Effects of consumption-oriented versus trophy-oriented fisheries on muskellunge population size structure in northern Wisconsin

To determine whether a consumption‐oriented fishery was compatible with a trophy‐oriented fishery for muskellunge (Esox masquinongy) , we modeled effects of a spearing fishery and recreational angling fishery on population size structure (i.e., numbers of fish ≥ 102, 114, and 127 cm) in northern Wisconsin. An individual‐based simulation model was used to quantify the effect of harvest mortality at currently observed levels of recreational angling and tribal spearing fishery exploitation, along with simulated increases in exploitation, for three typical growth potentials (i.e., low, moderate, and high) of muskellunge in northern Wisconsin across a variety of minimum length limits (i.e., 71, 102, 114, and 127 cm). Populations with moderate to high growth potential and minimum length limits ≥ 114 cm were predicted to have lower declines in numbers of trophy muskellunge when subjected to angling‐only and mixed fisheries at observed and increased levels of exploitation, which suggested that fisheries with disparate motivations may be able to coexist under certain conditions such as restrictive length limits and low levels of exploitation. However, for most muskellunge populations in northern Wisconsin regulated by a 102m as larger declines were predicted across all growth potentials.
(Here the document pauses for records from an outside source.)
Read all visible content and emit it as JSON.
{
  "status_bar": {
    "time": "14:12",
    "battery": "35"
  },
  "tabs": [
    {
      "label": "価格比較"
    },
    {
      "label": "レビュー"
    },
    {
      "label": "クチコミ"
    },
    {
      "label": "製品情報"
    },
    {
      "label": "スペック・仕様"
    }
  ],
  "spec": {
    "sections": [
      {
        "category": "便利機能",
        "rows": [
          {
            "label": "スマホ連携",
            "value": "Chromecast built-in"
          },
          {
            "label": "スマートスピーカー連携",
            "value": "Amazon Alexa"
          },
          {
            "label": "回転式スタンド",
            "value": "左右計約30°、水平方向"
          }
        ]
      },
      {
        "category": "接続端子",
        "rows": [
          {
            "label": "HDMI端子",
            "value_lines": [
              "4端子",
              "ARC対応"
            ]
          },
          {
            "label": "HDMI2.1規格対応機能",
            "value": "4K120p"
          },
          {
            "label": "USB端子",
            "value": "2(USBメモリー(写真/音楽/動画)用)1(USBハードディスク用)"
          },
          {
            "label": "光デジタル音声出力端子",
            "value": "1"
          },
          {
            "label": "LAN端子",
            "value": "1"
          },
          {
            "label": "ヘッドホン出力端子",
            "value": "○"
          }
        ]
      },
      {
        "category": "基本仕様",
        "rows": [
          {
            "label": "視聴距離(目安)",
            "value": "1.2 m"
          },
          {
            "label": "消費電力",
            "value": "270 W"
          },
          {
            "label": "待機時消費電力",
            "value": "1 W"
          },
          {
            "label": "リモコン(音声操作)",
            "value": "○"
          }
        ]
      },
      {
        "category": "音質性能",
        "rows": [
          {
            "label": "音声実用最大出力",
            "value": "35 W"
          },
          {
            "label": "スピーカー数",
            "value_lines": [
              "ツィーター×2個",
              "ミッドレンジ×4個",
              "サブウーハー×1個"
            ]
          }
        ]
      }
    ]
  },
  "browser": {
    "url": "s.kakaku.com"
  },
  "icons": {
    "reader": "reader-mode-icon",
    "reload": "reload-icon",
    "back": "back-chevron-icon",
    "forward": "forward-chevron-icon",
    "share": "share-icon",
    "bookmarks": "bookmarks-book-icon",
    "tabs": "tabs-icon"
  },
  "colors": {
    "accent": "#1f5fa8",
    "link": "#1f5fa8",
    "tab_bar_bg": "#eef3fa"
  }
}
Our results may be useful if muskellunge management options in northern Wisconsin are re‐examined in the future